to the Quezon City General Hospital where he was
placed in the intencive care unit and died the following
day.
The death certificate issued by the QCGH recorded
Bladimirs immediate cause of death as cardiorespiratory arrest and the antecedent cause as
pneumonia.
Bladimirs parents-herein respondents later filed on
August 17, 1995 before the Tarlac Regional Trial Court a
complaint for damages against petitioners, alleging that
Hao was guilty of negligence which resulted in the

deterioration of Bladimirs condition leading to his

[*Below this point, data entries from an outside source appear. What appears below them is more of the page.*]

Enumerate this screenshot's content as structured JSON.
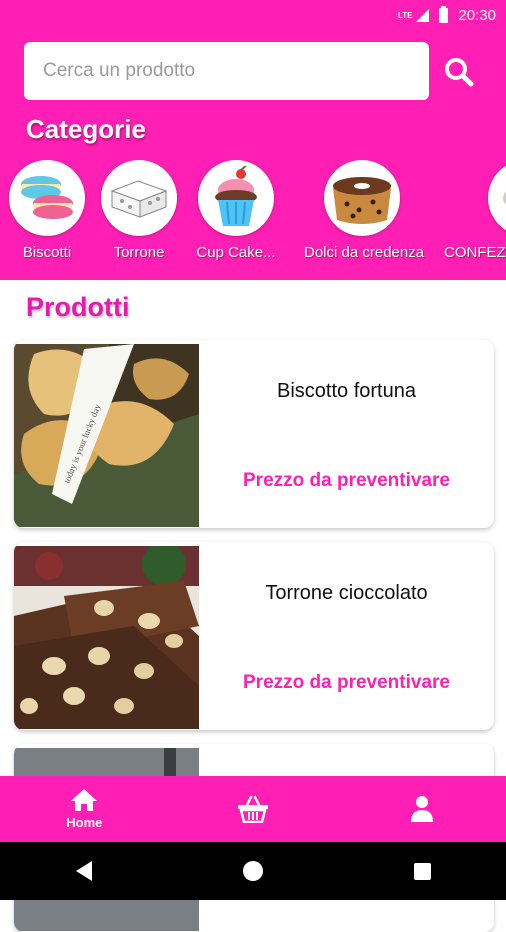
{
  "status_bar": {
    "network": "LTE",
    "time": "20:30"
  },
  "search": {
    "placeholder": "Cerca un prodotto",
    "value": ""
  },
  "categories_title": "Categorie",
  "categories": [
    {
      "label": "Biscotti",
      "icon": "macaron-icon"
    },
    {
      "label": "Torrone",
      "icon": "nougat-icon"
    },
    {
      "label": "Cup Cake...",
      "icon": "cupcake-icon"
    },
    {
      "label": "Dolci da credenza",
      "icon": "bundt-cake-icon"
    },
    {
      "label": "CONFEZ",
      "icon": "gift-box-icon"
    }
  ],
  "products_title": "Prodotti",
  "products": [
    {
      "name": "Biscotto fortuna",
      "price": "Prezzo da preventivare",
      "image": "fortune-cookie-image",
      "note_text": "today is your lucky day"
    },
    {
      "name": "Torrone cioccolato",
      "price": "Prezzo da preventivare",
      "image": "chocolate-nougat-image"
    }
  ],
  "bottom_nav": [
    {
      "label": "Home",
      "icon": "home-icon"
    },
    {
      "label": "",
      "icon": "basket-icon"
    },
    {
      "label": "",
      "icon": "user-icon"
    }
  ],
  "colors": {
    "accent": "#ff1fb4",
    "section_title": "#e819ad",
    "price": "#ff1fb4"
  }
}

death.
Issue: Whether the manager was guilty of negligence
for not bringing his employee, who later died, to a
better hospital, and hence liable for torts based on
Article 161 of the Labor Code.
Held:
No, the manager, Hao, was not guilty of negligence for
not bringing his employee, who later died, to a better
hospital.
ART. 161. Assistance of employer. It shall be the duty
of

any

employer

to

provide

all

the necessary

assistance to ensure the adequate and immediate


medical and dental attendance and treatment to an
injured or sick employee in case of emergency.
Haos advice for Bladimir to, as he did, take a 3-day rest
and to later have him brought to the nearest hospital
constituted

adequate

and

immediate

medical

attendance that he is mandated, under Art. 161, to


provide to a sick employee in an emergency.
Chicken pox is self-limiting. Hao does not appear to
have a medical background. He may not be thus
expected to have known that Bladimir needed to be
brought to a hospital with better facilities than the
Caybiga Hospital.
At all events, the alleged negligence of Hao cannot be
considered as the proximate cause of the death of
Bladimir. An injury or damage is proximately caused by
an act or failure to act, whenever it appears from the
evidence in the case that the act or omission played a
substantial part in bringing about or actually causing the
injury or damage, and that the injury or damage was
either a direct result or a reasonably probable
consequence of the act or omission.